that another major terrorist attack on the order of 9/11 could cause
citizens to "question our own Constitution and to begin to
militarize our country in order to avoid another mass casualty-producing
memo, according to the Times, described how protesters have
sometimes used "training camps" to rehearse "tactics
and counter-strategies for dealing with the police and to resolve
any logistical issues." It also noted their use of the Internet
to raise money and "coordinate their activities prior to demonstrations"
all perfectly legal activities.
said protesters use "innovative strategies," like videotaping
arrests as a means of "intimidation" against local police,
and that protesters may raise money to help pay for lawyers for
those who are arrested.
reminds me of the old Nixon times and the enemies list," said
Sen. Edward Kennedy, the ranking member of the Senate Judiciary
Committee, who noted that that the administration has gone to "extraordinary
lengths" in attacking lawmakers who question Bush's policy
on Iraq. "How could we be fighting abroad to defend our freedoms
and diminishing those freedoms here at home?" he asked.
and Justice Department officials stressed that the memorandum offered
normal intelligence guidelines targeted exclusively against terrorist
activity and based on the assumption that terrorists or "anarchists"
may infiltrate peaceful demonstrations to pursue their ends. They
noted that black-clad anarchists had caused widespread property
damage in attacks on businesses in Seattle during the 1999 World
Trade Organization ministerial meeting there and in subsequent,
smaller protests elsewhere in the US.
American University law professor Herman Schwartz told the Times
that the memorandum and the operations behind it would very likely
exercise a "serious chilling effect on peaceful demonstration.
If you go around telling people, 'We're going to ferret out information
on demonstrations,' that deters people. People don't want their
names and pictures in FBI files," he said.
ACLU's Romero was particularly disturbed by the warning about demonstrators
videotaping arrests. "Most mainstream demonstrators often use
videotape during protests to document law enforcement activity and,
more importantly, deter police from acting outside the law."
saying that the FBI possesses no information about any planned unlawful
activity, the memorandum goes on to urge local law enforcement "to
be alert to these possible indicators of protest activity and report
any potentially illegal acts" to federal authorities.

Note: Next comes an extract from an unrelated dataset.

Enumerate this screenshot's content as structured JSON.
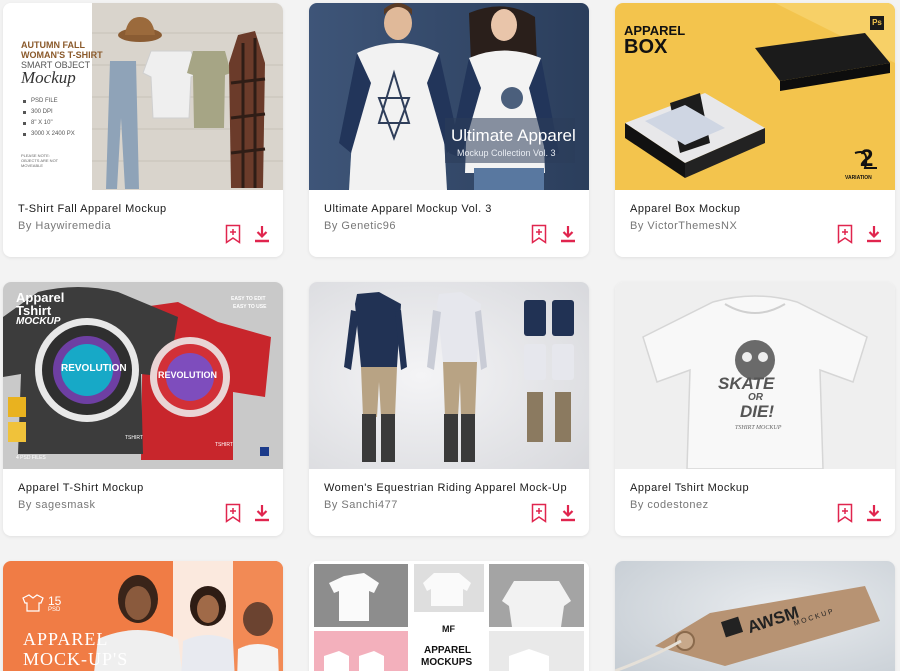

Raimondo, a libertarian commentator for the website Antiwar.com,
was especially struck by the FBI's concern about training camps,
suggesting that the Bureau may be misinterpreting what is taught

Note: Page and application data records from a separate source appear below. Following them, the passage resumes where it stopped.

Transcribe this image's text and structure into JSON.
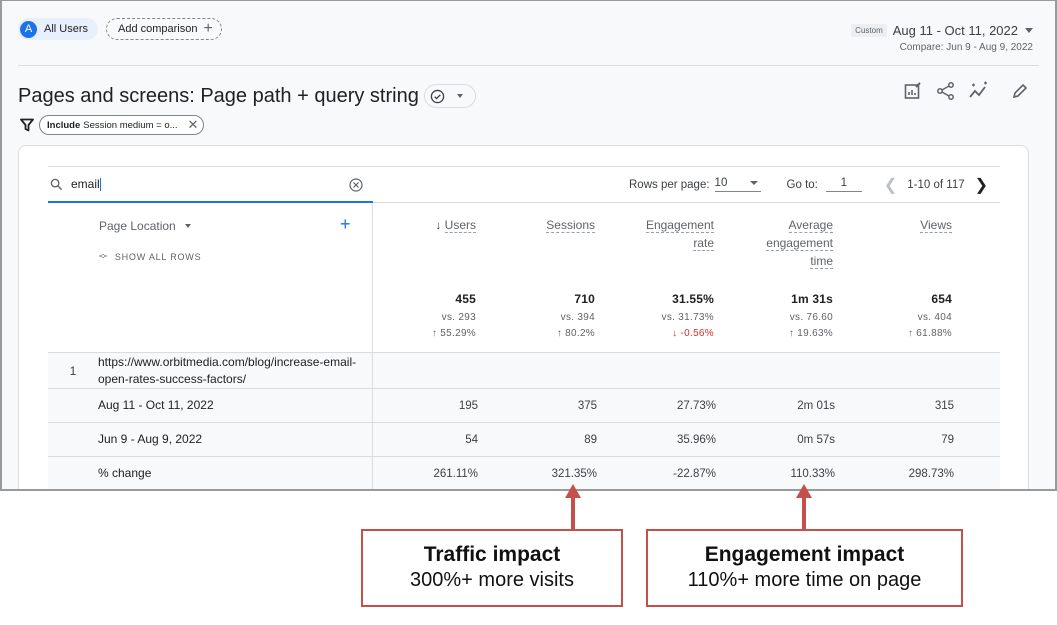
{
  "header": {
    "segment": {
      "avatar_letter": "A",
      "label": "All Users"
    },
    "add_comparison_label": "Add comparison",
    "date_tag": "Custom",
    "date_range": "Aug 11 - Oct 11, 2022",
    "compare_range": "Compare: Jun 9 - Aug 9, 2022"
  },
  "report": {
    "title": "Pages and screens: Page path + query string",
    "actions": [
      "customize-report-icon",
      "share-icon",
      "insights-icon",
      "edit-icon"
    ],
    "filter": {
      "bold": "Include",
      "text": "Session medium = o..."
    }
  },
  "table": {
    "search_value": "email",
    "rows_per_page_label": "Rows per page:",
    "rows_per_page": "10",
    "goto_label": "Go to:",
    "goto_value": "1",
    "page_range": "1-10 of 117",
    "dimension_header": "Page Location",
    "show_all_rows": "SHOW ALL ROWS",
    "columns": [
      {
        "label_lines": [
          "Users"
        ],
        "sorted": true,
        "total": "455",
        "vs": "vs. 293",
        "change": "55.29%",
        "direction": "up"
      },
      {
        "label_lines": [
          "Sessions"
        ],
        "sorted": false,
        "total": "710",
        "vs": "vs. 394",
        "change": "80.2%",
        "direction": "up"
      },
      {
        "label_lines": [
          "Engagement",
          "rate"
        ],
        "sorted": false,
        "total": "31.55%",
        "vs": "vs. 31.73%",
        "change": "-0.56%",
        "direction": "down"
      },
      {
        "label_lines": [
          "Average",
          "engagement",
          "time"
        ],
        "sorted": false,
        "total": "1m 31s",
        "vs": "vs. 76.60",
        "change": "19.63%",
        "direction": "up"
      },
      {
        "label_lines": [
          "Views"
        ],
        "sorted": false,
        "total": "654",
        "vs": "vs. 404",
        "change": "61.88%",
        "direction": "up"
      }
    ],
    "rows": [
      {
        "index": "1",
        "dimension": "https://www.orbitmedia.com/blog/increase-email-open-rates-success-factors/",
        "values": [
          "",
          "",
          "",
          "",
          ""
        ]
      },
      {
        "index": "",
        "dimension": "Aug 11 - Oct 11, 2022",
        "values": [
          "195",
          "375",
          "27.73%",
          "2m 01s",
          "315"
        ]
      },
      {
        "index": "",
        "dimension": "Jun 9 - Aug 9, 2022",
        "values": [
          "54",
          "89",
          "35.96%",
          "0m 57s",
          "79"
        ]
      },
      {
        "index": "",
        "dimension": "% change",
        "values": [
          "261.11%",
          "321.35%",
          "-22.87%",
          "110.33%",
          "298.73%"
        ]
      }
    ]
  },
  "annotations": [
    {
      "title": "Traffic impact",
      "subtitle": "300%+ more visits",
      "points_to": "Sessions % change"
    },
    {
      "title": "Engagement impact",
      "subtitle": "110%+ more time on page",
      "points_to": "Average engagement time % change"
    }
  ],
  "colors": {
    "accent": "#1a73e8",
    "negative": "#d93025",
    "annotation": "#c5504b"
  }
}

there. "Visions of wild-eyed anarchists learning how to make
Molotov cocktails dance in the head, but the reality is much more
prosaic: it's just a bunch of hippies playing touchy-feely games
with each other and training in techniques designed to MINIMIZE
violence," he noted.
Lobe is Inter Press Service's correspondent in Washington, DC.
© 2003 One World